-- Task goal --
Lines in the following data that contain the string "text" are to be counted. Report only their number.

+++ Data under study

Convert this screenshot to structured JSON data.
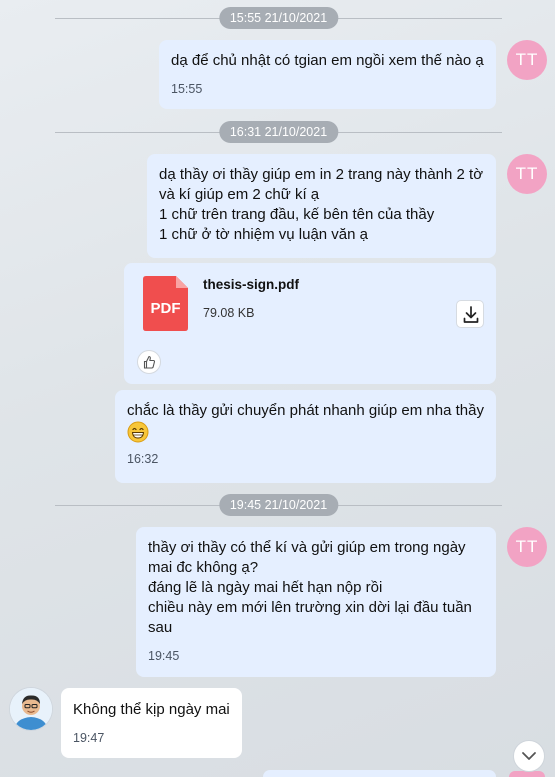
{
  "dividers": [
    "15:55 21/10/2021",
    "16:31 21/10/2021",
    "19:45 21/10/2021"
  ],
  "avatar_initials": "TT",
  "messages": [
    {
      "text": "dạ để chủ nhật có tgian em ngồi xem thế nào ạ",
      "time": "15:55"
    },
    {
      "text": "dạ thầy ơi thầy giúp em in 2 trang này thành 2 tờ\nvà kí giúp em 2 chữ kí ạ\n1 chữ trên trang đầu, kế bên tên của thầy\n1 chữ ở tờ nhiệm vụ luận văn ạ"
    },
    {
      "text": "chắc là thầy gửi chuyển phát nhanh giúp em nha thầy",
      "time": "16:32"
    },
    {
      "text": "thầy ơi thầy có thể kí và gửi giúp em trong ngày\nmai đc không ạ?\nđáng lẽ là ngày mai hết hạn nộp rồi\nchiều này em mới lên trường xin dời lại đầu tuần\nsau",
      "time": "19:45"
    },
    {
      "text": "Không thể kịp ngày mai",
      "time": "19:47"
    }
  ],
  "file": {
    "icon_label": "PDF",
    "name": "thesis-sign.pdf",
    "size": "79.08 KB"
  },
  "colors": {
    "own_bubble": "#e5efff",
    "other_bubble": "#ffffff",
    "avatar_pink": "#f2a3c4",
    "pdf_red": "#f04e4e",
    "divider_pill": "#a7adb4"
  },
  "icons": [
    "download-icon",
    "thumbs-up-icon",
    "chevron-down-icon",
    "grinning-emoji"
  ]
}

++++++

-- Solution --
5